(Dataset rows describing interfaces)

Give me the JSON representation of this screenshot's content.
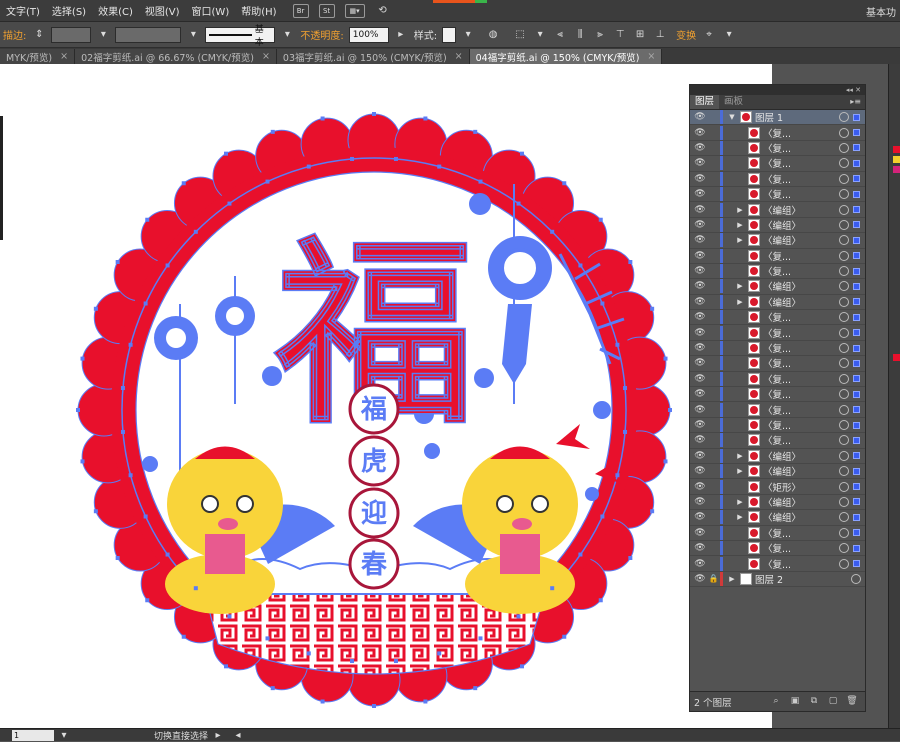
{
  "app": {
    "workspace": "基本功",
    "menus": [
      "文字(T)",
      "选择(S)",
      "效果(C)",
      "视图(V)",
      "窗口(W)",
      "帮助(H)"
    ],
    "menu_icons": [
      "Br",
      "St"
    ]
  },
  "control_bar": {
    "stroke_label": "描边:",
    "stroke_style": "基本",
    "opacity_label": "不透明度:",
    "opacity_value": "100%",
    "style_label": "样式:",
    "transform_label": "变换"
  },
  "tabs": [
    {
      "label": "MYK/预览)",
      "active": false
    },
    {
      "label": "02福字剪纸.ai @ 66.67% (CMYK/预览)",
      "active": false
    },
    {
      "label": "03福字剪纸.ai @ 150% (CMYK/预览)",
      "active": false
    },
    {
      "label": "04福字剪纸.ai @ 150% (CMYK/预览)",
      "active": true
    }
  ],
  "artwork": {
    "main_character": "福",
    "small_characters": [
      "福",
      "虎",
      "迎",
      "春"
    ],
    "colors": {
      "red": "#e8102c",
      "blue_path": "#5b7cf5",
      "yellow": "#f9d43a",
      "pink": "#e85a8f",
      "white": "#ffffff"
    }
  },
  "layers_panel": {
    "tabs": [
      "图层",
      "画板"
    ],
    "rows": [
      {
        "name": "图层 1",
        "type": "layer",
        "expand": "down"
      },
      {
        "name": "〈复...",
        "type": "item",
        "expand": ""
      },
      {
        "name": "〈复...",
        "type": "item",
        "expand": ""
      },
      {
        "name": "〈复...",
        "type": "item",
        "expand": ""
      },
      {
        "name": "〈复...",
        "type": "item",
        "expand": ""
      },
      {
        "name": "〈复...",
        "type": "item",
        "expand": ""
      },
      {
        "name": "〈编组〉",
        "type": "item",
        "expand": "right"
      },
      {
        "name": "〈编组〉",
        "type": "item",
        "expand": "right"
      },
      {
        "name": "〈编组〉",
        "type": "item",
        "expand": "right"
      },
      {
        "name": "〈复...",
        "type": "item",
        "expand": ""
      },
      {
        "name": "〈复...",
        "type": "item",
        "expand": ""
      },
      {
        "name": "〈编组〉",
        "type": "item",
        "expand": "right"
      },
      {
        "name": "〈编组〉",
        "type": "item",
        "expand": "right"
      },
      {
        "name": "〈复...",
        "type": "item",
        "expand": ""
      },
      {
        "name": "〈复...",
        "type": "item",
        "expand": ""
      },
      {
        "name": "〈复...",
        "type": "item",
        "expand": ""
      },
      {
        "name": "〈复...",
        "type": "item",
        "expand": ""
      },
      {
        "name": "〈复...",
        "type": "item",
        "expand": ""
      },
      {
        "name": "〈复...",
        "type": "item",
        "expand": ""
      },
      {
        "name": "〈复...",
        "type": "item",
        "expand": ""
      },
      {
        "name": "〈复...",
        "type": "item",
        "expand": ""
      },
      {
        "name": "〈复...",
        "type": "item",
        "expand": ""
      },
      {
        "name": "〈编组〉",
        "type": "item",
        "expand": "right"
      },
      {
        "name": "〈编组〉",
        "type": "item",
        "expand": "right"
      },
      {
        "name": "〈矩形〉",
        "type": "item",
        "expand": ""
      },
      {
        "name": "〈编组〉",
        "type": "item",
        "expand": "right"
      },
      {
        "name": "〈编组〉",
        "type": "item",
        "expand": "right"
      },
      {
        "name": "〈复...",
        "type": "item",
        "expand": ""
      },
      {
        "name": "〈复...",
        "type": "item",
        "expand": ""
      },
      {
        "name": "〈复...",
        "type": "item",
        "expand": ""
      },
      {
        "name": "图层 2",
        "type": "layer2",
        "expand": "right"
      }
    ],
    "layer_count": "2 个图层"
  },
  "status_bar": {
    "zoom": "1",
    "status_text": "切换直接选择"
  }
}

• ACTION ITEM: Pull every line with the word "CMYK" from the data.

• REPLY:
      "label": "02福字剪纸.ai @ 66.67% (CMYK/预览)",
      "label": "03福字剪纸.ai @ 150% (CMYK/预览)",
      "label": "04福字剪纸.ai @ 150% (CMYK/预览)",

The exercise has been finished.